However, these new research findings need to be corroborated by clinical studies, the authors noted.
The report also states that the use of IV bisphosphonates in cancer patients is associated with a much higher risk of osteonecrosis.
"The general dentist would be prudent to refer any surgical procedures in such patients to an oral surgeon or periodontist, depending on the patient's needs," Dr. Jacobsen told DrBiscuspid.com.
Still, treating patients who have received oral bisphosphonate therapy poses a conundrum for dentists. Should you take a conservative approach or perform procedures as usual since BON is such a rare condition?
The report authors generally recommend caution. For example, if surgery becomes necessary for patients with periodontal disease, the goal should be to obtain access to root surfaces. When necessary, the clinician should use modest bone-recontouring techniques, the authors noted.
For patients who need invasive oral surgery, the clinician should discuss alternative treatment plans, such as endodontic treatment followed by removal of the clinical crown, instead of extraction. This allows the roots to exfoliate on their own. Also, the authors suggest considering bridges and partial dentures instead of implants.
To prevent BON, the authors recommend limiting the possibility of extensive or multifocal surgical procedures.
"It may be prudent to proceed conservatively in some cases, allowing the practitioner to gain some insight into how a patient will heal before putting multiple quadrants at risk," they wrote. "On the other hand, periapical pathoses, sinus tracts, purulent periodontal pockets, severe periodontitis, and active abscesses that already involve the medullary bone all may exacerbate osteonecrosis, and these areas should be treated immediately even if multiple quadrants are involved."
Given the proven benefits of oral bisphosphonates in treating osteoporosis, patients should not change their medication without consulting their physicians, the authors cautioned.
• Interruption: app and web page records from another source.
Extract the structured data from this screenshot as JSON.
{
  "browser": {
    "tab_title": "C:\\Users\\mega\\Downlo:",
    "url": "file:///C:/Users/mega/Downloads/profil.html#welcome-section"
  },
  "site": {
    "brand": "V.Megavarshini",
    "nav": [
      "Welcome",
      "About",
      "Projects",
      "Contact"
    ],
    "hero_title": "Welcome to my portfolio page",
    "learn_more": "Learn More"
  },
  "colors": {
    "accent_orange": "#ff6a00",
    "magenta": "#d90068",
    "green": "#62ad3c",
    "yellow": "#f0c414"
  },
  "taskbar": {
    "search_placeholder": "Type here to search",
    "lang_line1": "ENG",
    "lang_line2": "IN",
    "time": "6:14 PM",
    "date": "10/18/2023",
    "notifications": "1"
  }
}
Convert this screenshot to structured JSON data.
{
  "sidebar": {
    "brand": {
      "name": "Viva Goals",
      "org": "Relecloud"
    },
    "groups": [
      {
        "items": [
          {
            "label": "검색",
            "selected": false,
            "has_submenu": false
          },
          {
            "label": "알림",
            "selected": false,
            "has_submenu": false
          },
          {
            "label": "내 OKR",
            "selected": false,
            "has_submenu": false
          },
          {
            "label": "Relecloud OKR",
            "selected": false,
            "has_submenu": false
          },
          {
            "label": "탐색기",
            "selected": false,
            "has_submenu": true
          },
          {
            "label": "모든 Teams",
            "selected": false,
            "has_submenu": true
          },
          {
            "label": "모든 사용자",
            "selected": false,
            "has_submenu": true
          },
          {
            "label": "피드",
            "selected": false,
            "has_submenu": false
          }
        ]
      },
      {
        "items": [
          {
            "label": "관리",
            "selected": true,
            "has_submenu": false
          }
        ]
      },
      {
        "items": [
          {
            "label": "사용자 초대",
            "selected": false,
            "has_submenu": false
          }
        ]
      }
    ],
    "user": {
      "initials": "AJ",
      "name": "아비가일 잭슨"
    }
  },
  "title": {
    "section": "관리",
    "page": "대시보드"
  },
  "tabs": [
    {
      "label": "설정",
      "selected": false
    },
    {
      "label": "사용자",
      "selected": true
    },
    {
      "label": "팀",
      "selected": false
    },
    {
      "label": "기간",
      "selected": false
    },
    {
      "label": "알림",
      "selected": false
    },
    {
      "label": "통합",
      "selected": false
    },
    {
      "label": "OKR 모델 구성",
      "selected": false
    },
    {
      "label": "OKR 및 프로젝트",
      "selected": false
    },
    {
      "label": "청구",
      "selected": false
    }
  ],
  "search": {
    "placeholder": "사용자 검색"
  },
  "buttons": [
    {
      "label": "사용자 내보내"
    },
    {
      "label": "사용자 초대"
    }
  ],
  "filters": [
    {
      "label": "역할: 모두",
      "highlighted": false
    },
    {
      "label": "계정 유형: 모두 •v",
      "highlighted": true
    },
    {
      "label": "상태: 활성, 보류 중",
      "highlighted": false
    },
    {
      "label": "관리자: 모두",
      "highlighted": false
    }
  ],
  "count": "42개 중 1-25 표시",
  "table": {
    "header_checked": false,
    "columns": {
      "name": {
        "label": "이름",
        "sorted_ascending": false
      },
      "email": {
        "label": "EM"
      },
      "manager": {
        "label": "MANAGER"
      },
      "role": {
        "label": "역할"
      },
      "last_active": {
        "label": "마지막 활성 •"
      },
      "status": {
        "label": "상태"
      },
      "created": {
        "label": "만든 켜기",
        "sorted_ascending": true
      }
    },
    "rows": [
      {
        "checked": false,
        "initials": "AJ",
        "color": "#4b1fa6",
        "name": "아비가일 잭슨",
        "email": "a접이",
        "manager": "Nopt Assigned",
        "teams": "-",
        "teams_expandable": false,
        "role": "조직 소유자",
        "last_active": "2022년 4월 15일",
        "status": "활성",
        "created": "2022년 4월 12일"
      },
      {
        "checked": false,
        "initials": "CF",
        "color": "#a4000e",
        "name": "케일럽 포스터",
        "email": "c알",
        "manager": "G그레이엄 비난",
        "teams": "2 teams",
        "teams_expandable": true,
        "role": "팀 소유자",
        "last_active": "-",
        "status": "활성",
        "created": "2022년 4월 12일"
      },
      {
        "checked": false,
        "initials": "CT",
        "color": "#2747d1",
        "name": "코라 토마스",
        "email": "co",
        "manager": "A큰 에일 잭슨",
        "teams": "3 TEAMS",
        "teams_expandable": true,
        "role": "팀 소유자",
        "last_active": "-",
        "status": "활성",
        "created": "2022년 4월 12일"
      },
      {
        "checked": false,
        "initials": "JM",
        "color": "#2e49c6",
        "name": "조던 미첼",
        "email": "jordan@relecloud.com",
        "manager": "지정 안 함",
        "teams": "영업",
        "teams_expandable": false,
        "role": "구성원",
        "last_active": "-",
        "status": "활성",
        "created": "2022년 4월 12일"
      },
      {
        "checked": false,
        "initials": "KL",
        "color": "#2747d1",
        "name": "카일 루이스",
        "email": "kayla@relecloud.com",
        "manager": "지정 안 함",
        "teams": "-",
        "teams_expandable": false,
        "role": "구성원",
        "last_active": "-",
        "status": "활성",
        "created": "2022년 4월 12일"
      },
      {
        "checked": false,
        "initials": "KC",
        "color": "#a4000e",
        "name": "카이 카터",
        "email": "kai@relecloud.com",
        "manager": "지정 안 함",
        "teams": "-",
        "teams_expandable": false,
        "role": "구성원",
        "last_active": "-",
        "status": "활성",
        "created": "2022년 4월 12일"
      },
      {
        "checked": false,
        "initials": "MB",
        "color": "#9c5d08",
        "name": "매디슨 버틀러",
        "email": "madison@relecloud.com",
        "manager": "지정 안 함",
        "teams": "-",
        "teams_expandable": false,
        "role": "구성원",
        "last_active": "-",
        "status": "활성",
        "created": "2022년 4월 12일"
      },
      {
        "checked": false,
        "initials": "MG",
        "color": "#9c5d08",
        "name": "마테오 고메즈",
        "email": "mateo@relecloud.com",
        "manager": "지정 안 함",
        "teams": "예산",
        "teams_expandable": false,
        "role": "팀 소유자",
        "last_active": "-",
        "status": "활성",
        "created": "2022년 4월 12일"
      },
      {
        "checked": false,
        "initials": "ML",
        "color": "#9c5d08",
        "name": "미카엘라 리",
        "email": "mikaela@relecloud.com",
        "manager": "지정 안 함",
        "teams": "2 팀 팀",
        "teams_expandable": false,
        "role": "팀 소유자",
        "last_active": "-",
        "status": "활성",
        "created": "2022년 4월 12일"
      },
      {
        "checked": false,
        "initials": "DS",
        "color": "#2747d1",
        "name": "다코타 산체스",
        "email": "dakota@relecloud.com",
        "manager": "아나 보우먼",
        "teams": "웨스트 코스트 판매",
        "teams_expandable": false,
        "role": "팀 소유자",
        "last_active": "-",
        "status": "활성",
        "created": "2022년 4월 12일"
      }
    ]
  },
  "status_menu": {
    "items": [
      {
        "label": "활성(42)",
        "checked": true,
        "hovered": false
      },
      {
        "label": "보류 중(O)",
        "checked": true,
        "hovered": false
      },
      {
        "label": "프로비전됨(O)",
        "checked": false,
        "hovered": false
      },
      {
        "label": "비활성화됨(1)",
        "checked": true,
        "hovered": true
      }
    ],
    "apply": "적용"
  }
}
While the benefits of bisphosphonate drugs outweigh the risks, agreed Sol Silverman, D.D.S., a professor of oral medicine at the University of California, San Francisco School of Dentistry, a patient who has a history of oral bisphosphonate use should be offered the most conservative treatment.
For example, if the dentist is going to do an invasive procedure such as an extraction, the patient should be informed of the low risk of necrosis and given the choice of an extraction or a root canal, Dr. Silverman said.
"The side effects of bisphosphonates, as related to dentistry, are very low," Dr. Jacobsen concluded. "Maintaining optimal oral health is the best way of further reducing these low risks."